I’m always curious about new ways of visualizing information. So when iMindMap 11 was released with a new radial map view, in which topics are displayed as concentric circles, I just had to know more.
Here are some insights into what it is, how it works and what it can do for you, from OpenGenius sales and marketing executive Rowanne Whatley:
Chuck Frey: Why did you create this view? What is its purpose?
Rowanne Whatley: As with all of our versions of iMindMap, we aim to develop memorable features and views that enable individuals and teams to work more creatively. Radial view is just one of iMindMap 11’s unique views that allows you to work in your way. Taking inspiration from a sunburst chart, radial map view displays information in a meaningful and vibrant way.
Frey: What specific problems does it solve?
Whatley: The way in which nodes are displayed in radial map view allows for complex information to be broken down into smaller, more manageable chunks. Within this view you can plan for future projects, display workflows and outline goals in a truly individual way.
Frey: What relationships can it reveal that aren’t obvious in a conventional mind map?
Whatley: In radial map view, and its 360° view, you have the ability to hone in on specific areas and nodes. By doing this, you can zoom in on a particular area of your work, especially important when a project grows. Focusing in and out will allow you to spot missing parts of the puzzle and draw connections with other nodes that are part of the larger project.
Frey: Your website says this about radial view: “At a glance, you can see the significance of each node by its size.” So, are larger nodes more important?
Whatley: To some extent, yes. Larger nodes act as an overarching topic to the child nodes that are attached to them. For example a larger node could be called ‘Initiatives’, and child nodes attached to the larger node could be called ‘Referrals’ or ‘Marketing.’ If you were to switch from mind map view to radial map view, your parent branches would then turn into the larger nodes, and child branches to smaller nodes. You have the ability to increase and decrease the size of nodes dependant on their significance or priority. Radial map view is great for providing an entire project overview, as you have the ability to view your most significant tasks/ideas within an instant.
Frey: How does radial map view communicate higher-level information to others in an easy-to-understand way? In what ways does it help prevent information overwhelm?
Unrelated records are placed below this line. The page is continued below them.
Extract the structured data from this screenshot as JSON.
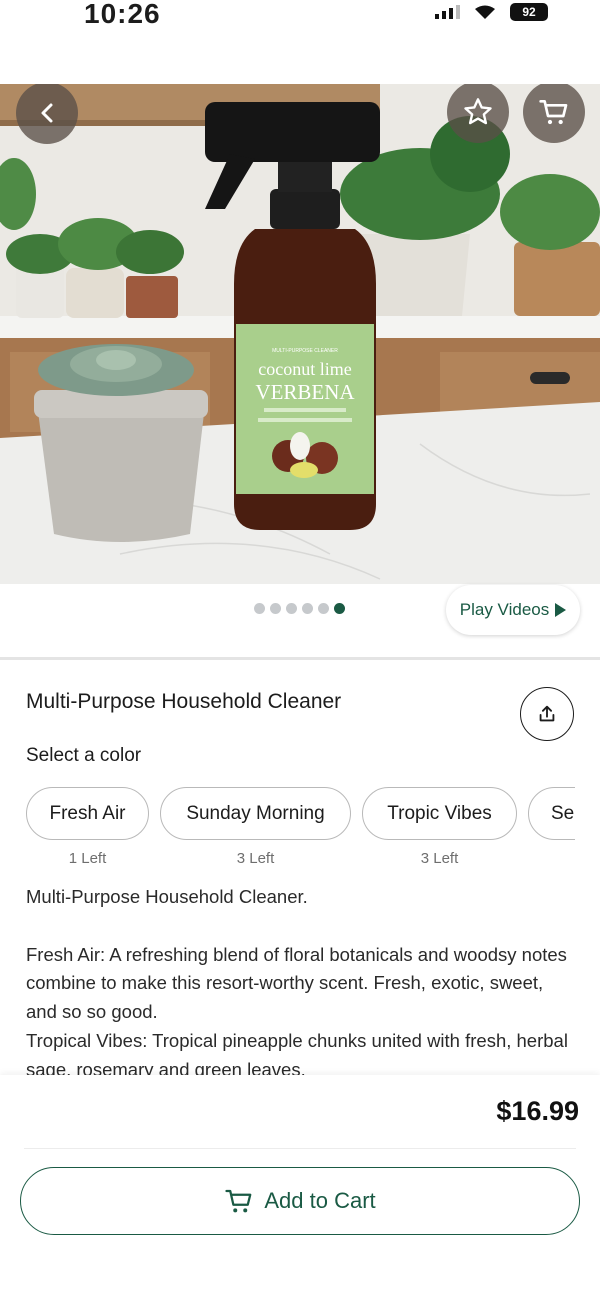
{
  "status_bar": {
    "time": "10:26",
    "battery": "92"
  },
  "hero": {
    "label_top": "MULTI-PURPOSE CLEANER",
    "label_line1": "coconut lime",
    "label_line2": "VERBENA"
  },
  "carousel": {
    "total_dots": 6,
    "active_dot": 6,
    "play_videos_label": "Play Videos"
  },
  "product": {
    "title": "Multi-Purpose Household Cleaner",
    "select_label": "Select a color",
    "options": [
      {
        "name": "Fresh Air",
        "stock": "1 Left"
      },
      {
        "name": "Sunday Morning",
        "stock": "3 Left"
      },
      {
        "name": "Tropic Vibes",
        "stock": "3 Left"
      },
      {
        "name": "Se",
        "stock": ""
      }
    ],
    "description": {
      "intro": "Multi-Purpose Household Cleaner.",
      "fresh_air": "Fresh Air:  A refreshing blend of floral botanicals and woodsy notes combine to make this resort-worthy scent. Fresh, exotic, sweet, and so so good.",
      "tropical_vibes": "Tropical Vibes: Tropical pineapple chunks united with fresh, herbal sage, rosemary and green leaves."
    }
  },
  "footer": {
    "price": "$16.99",
    "add_to_cart_label": "Add to Cart"
  },
  "colors": {
    "accent": "#1a5a44",
    "chip_border": "#b9b9b9",
    "label_green": "#a9cf8c",
    "bottle": "#4a1e10"
  },
  "icons": {
    "back": "chevron-left-icon",
    "favorite": "star-outline-icon",
    "cart": "cart-icon",
    "share": "share-upload-icon",
    "play": "play-triangle-icon"
  }
}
Whatley: The software itself, and in particular radial map view, prides itself on its visual and intuitive interface. Being able to see your higher level information in a clear, 360-degree view makes information presented less overwhelming. Complex details are hidden underneath for you to zoom in on, so they don’t obstruct your top-level information. Having the ability to see the bigger picture and zoom in and out enables users to stay focused on their end goal with their easy-to-digest nodes.
Frey: Has radial map view proven to be a more effective way to communicate plans and project information to non-visual thinkers than mind maps?
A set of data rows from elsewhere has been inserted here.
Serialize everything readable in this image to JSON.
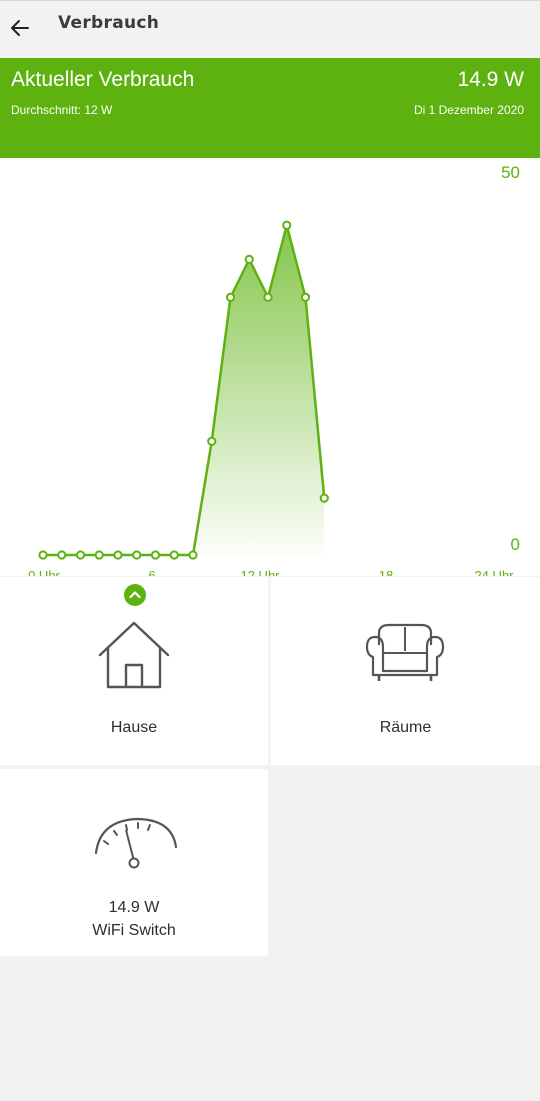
{
  "header": {
    "title": "Verbrauch"
  },
  "banner": {
    "title": "Aktueller Verbrauch",
    "value": "14.9 W",
    "average": "Durchschnitt: 12 W",
    "date": "Di 1 Dezember 2020"
  },
  "chart_data": {
    "type": "area",
    "ylim": [
      0,
      50
    ],
    "y_tick_labels": [
      "50",
      "0"
    ],
    "x_tick_labels": [
      "0 Uhr",
      "6",
      "12 Uhr",
      "18",
      "24 Uhr"
    ],
    "xlim": [
      0,
      24
    ],
    "color": "#5db210",
    "x": [
      0,
      1,
      2,
      3,
      4,
      5,
      6,
      7,
      8,
      9,
      10,
      11,
      12,
      13,
      14,
      15
    ],
    "values": [
      0,
      0,
      0,
      0,
      0,
      0,
      0,
      0,
      0,
      15,
      34,
      39,
      34,
      43.5,
      34,
      7.5
    ]
  },
  "tiles": [
    {
      "label": "Hause",
      "icon": "house-icon"
    },
    {
      "label": "Räume",
      "icon": "armchair-icon"
    },
    {
      "value": "14.9 W",
      "label": "WiFi Switch",
      "icon": "gauge-icon"
    }
  ],
  "colors": {
    "accent": "#5db210",
    "background": "#f2f2f2"
  }
}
Whatley: Like many of our new views in iMindMap 11, radial map as well as organizational charts, split screen view and bubble view provide users with an unlimited canvas to start projects and begin brainstorming ideas. The unlimited canvas space means there are no limits to your ideas or creativity. Having no limits allows for greater projects to be planned and more innovative ideas to be brought to life.
Frey: Under what circumstances would you want to adjust the size of a node?
Whatley: You can adjust the size of nodes if you want to draw more emphasis on a specific word. At a glance, you’re able to view the significance and importance of each node.
Frey: Can nodes still contain links, attachments, task data, icons/symbols and other ancillary information?
Whatley: Yes, nodes can contain links, attachments, emojis, images and tags. Similar to branches you create in mind map view, any additional details added to the branch will remain attached unless deleted.
Frey: I see that radial map view gives you the ability to double-click on a node and focus in on its child nodes and their hierarchy. How does this help busy executives be more productive?
Whatley: Honing in on a specific task allows users to focus on things that need to be worked on. By eliminating the amount of information on display, users have the ability to focus on what’s relevant right now. Users also have the ability to switch between their ‘focused’ mode and view their radial map at its full capacity. The great thing about radial map view is having the option to switch between these two modes, and still have all of the information right where you left it.
Frey: Is the trail of breadcrumb links at the bottom of the screen as intuitive as you hoped?
Whatley: The breadcrumb links, available at the bottom of the screen, are yet another way for users to retrace their steps while in radial map view. This allows users to alternate between the big picture view and focus on specific nodes on their radial map.
What else do the readers of the Mind Mapping Software Blog need to know about radial map view?
Whatley: Radial map view provides a unique alternative to the traditional mind map that most individuals are familiar with. Within this view you’re able to outline your goals, balance priorities and target your focus. I urge all individuals who are yet to try this different way of working to give radial map view, available in iMindMap 11, a try. You can download a 7-day trial version from the iMindMap 11 website.